Among the records below, find each line containing the word "data" and copy it.

Entries taken from a collection
= = =

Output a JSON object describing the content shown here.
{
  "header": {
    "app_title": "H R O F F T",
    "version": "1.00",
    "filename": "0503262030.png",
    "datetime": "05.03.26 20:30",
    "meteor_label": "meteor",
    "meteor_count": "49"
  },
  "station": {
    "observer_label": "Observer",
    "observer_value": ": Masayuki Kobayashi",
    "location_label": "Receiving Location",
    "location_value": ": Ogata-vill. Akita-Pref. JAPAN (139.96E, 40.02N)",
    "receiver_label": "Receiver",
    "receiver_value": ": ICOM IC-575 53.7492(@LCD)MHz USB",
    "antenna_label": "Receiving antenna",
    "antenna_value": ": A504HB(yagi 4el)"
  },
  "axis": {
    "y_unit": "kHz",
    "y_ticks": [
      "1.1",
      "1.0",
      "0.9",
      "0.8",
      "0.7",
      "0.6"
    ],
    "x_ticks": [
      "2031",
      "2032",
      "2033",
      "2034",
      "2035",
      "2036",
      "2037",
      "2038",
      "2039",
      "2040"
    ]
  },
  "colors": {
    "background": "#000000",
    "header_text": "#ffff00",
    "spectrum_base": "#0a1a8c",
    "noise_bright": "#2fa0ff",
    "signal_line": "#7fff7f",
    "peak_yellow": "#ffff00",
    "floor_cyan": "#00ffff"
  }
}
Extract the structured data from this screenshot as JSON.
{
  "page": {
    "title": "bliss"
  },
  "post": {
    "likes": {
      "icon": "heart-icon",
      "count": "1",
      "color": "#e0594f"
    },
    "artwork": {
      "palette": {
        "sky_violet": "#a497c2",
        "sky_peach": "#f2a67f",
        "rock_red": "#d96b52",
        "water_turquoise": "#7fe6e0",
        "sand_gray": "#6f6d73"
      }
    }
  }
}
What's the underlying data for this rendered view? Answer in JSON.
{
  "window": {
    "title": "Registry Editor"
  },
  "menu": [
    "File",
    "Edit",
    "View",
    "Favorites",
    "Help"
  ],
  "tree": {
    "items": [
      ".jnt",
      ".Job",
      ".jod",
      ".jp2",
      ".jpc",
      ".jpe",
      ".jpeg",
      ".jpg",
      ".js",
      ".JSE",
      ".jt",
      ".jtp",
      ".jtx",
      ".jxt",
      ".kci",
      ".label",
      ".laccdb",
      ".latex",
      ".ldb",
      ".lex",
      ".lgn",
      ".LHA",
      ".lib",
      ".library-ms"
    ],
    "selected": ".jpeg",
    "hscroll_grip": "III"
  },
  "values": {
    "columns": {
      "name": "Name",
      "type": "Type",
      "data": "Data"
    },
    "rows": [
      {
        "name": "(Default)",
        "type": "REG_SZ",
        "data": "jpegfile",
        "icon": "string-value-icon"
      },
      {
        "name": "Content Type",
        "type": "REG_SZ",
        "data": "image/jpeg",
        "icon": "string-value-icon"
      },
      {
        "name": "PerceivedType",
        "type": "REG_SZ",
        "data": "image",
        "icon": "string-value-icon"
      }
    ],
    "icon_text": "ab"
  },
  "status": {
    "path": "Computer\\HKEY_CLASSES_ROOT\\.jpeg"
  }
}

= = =

** OUTPUT **
Extract the structured data from this screenshot as JSON.
What's the underlying data for this rendered view? Answer in JSON.
      "data": "Data"
        "data": "jpegfile",
        "data": "image/jpeg",
        "data": "image",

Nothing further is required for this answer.